**Task to complete**. From the entries below, report only the number of lines that contain the word "countries".

Website and app data records:
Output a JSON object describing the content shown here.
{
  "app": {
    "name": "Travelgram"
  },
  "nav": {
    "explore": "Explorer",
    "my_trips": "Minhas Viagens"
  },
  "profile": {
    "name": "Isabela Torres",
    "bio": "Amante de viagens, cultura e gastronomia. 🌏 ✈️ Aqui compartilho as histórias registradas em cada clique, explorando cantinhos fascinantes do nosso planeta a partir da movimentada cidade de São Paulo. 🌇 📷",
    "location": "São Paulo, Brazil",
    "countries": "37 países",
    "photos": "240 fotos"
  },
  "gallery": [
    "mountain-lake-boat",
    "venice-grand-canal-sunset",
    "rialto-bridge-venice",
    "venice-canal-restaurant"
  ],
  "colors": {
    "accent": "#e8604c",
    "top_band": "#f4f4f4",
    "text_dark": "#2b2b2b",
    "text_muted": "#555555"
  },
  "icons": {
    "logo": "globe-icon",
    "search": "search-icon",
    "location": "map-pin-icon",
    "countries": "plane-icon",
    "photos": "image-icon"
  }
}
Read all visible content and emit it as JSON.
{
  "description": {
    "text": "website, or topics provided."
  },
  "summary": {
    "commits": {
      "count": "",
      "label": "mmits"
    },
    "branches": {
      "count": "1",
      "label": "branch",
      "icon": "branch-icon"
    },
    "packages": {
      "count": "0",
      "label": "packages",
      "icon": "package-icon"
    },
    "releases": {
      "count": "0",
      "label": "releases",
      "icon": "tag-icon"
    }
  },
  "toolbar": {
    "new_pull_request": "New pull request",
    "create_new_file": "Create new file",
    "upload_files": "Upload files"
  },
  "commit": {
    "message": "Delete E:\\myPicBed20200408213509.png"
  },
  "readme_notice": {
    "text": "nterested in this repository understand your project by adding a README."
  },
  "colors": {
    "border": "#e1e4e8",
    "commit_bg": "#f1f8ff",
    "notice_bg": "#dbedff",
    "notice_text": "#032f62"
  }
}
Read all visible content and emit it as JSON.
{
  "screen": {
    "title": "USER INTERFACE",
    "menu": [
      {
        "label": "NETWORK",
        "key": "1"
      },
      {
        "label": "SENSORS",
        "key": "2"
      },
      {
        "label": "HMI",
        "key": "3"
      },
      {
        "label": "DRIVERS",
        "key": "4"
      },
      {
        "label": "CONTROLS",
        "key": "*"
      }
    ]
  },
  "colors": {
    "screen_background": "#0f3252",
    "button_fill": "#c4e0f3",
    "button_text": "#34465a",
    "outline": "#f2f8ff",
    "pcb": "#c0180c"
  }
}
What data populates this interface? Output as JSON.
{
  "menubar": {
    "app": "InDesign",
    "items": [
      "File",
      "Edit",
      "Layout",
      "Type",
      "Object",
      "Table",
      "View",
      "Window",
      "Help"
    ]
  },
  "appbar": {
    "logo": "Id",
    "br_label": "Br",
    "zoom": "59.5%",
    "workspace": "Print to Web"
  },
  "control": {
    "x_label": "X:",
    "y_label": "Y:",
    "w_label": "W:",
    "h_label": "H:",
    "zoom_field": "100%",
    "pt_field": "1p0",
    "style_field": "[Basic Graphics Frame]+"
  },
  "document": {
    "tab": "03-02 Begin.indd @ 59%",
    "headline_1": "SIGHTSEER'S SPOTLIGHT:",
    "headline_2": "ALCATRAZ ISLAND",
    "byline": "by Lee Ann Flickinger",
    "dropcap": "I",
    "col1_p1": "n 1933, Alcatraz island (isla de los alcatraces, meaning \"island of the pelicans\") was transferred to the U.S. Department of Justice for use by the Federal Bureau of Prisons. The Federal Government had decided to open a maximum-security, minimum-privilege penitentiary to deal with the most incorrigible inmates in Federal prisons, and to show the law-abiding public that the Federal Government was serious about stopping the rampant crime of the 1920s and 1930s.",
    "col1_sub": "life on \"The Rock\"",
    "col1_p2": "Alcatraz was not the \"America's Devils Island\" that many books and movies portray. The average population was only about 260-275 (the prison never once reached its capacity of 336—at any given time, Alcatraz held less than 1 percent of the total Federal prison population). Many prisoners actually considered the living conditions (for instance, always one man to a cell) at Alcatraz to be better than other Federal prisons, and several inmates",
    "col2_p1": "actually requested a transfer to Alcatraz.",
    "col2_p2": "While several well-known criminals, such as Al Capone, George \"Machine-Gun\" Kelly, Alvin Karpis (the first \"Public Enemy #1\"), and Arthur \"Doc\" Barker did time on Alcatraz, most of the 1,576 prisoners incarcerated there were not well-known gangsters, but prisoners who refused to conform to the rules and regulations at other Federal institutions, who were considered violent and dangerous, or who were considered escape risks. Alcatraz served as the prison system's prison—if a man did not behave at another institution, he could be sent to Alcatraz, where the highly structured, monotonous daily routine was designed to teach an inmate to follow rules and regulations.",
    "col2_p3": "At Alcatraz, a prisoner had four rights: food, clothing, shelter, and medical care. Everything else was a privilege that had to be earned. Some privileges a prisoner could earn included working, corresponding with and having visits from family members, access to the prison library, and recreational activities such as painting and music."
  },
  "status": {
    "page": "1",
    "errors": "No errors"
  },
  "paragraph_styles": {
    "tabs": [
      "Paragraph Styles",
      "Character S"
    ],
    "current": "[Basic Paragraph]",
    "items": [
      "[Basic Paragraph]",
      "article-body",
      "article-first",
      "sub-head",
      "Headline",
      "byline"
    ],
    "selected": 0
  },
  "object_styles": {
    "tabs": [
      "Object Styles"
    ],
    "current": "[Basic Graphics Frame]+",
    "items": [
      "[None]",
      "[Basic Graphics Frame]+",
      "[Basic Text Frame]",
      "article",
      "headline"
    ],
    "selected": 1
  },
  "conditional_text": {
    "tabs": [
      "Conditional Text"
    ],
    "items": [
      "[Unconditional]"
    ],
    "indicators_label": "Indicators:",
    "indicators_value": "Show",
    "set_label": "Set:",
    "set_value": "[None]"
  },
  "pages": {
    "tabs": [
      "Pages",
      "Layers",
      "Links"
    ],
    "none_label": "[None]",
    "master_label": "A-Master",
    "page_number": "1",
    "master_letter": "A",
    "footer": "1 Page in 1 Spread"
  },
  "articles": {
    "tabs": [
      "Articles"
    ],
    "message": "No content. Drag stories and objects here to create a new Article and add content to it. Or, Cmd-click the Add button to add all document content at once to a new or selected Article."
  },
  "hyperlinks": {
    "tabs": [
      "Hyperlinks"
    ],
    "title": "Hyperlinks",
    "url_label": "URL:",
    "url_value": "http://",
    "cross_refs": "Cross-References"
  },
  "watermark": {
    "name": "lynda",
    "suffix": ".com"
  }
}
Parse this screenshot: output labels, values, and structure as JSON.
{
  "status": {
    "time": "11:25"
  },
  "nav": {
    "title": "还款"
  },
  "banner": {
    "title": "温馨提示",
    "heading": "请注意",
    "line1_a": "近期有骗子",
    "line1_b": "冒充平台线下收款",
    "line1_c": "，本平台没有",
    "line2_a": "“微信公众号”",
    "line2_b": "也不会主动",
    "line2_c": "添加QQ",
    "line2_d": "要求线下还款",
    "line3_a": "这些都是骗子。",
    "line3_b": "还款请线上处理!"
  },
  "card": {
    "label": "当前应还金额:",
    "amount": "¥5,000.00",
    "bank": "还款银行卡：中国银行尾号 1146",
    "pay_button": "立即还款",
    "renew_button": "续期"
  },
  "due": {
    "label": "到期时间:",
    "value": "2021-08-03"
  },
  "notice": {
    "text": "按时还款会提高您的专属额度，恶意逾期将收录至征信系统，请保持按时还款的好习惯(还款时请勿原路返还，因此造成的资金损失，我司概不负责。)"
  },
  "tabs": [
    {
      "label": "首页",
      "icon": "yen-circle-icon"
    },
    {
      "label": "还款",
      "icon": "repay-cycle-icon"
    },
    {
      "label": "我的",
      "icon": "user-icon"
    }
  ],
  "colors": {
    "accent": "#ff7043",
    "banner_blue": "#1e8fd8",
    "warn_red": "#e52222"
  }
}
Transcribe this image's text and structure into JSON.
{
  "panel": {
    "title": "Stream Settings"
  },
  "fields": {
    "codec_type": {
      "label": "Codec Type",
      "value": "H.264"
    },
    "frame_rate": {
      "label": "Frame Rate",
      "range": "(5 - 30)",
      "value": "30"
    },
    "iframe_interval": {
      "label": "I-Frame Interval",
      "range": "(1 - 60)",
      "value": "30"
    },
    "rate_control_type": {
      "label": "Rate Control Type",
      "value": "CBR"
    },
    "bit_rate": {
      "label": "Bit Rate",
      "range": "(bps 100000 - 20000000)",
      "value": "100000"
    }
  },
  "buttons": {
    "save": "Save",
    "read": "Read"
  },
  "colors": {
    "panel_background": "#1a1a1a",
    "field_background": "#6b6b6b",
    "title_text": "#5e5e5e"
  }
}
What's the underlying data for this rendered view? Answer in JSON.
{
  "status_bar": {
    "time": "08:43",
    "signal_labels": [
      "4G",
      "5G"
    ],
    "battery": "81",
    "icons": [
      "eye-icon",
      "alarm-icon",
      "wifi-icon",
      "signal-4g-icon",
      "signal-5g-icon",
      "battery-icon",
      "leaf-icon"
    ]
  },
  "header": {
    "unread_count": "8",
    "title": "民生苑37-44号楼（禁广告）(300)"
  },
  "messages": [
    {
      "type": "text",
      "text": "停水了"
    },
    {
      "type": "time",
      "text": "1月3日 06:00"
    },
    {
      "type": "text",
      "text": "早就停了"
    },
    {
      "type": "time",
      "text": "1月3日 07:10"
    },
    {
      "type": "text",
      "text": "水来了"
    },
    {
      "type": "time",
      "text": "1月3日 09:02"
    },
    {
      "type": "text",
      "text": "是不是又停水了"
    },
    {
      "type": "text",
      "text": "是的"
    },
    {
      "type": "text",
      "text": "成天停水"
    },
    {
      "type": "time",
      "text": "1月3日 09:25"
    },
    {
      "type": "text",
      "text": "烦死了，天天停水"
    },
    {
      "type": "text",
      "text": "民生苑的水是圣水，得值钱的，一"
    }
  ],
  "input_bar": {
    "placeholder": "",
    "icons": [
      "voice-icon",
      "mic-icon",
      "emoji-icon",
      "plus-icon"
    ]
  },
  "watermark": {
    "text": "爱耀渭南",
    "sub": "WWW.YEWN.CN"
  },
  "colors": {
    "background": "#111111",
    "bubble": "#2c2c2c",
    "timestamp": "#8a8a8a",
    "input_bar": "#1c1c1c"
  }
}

**Solution to this task**. 2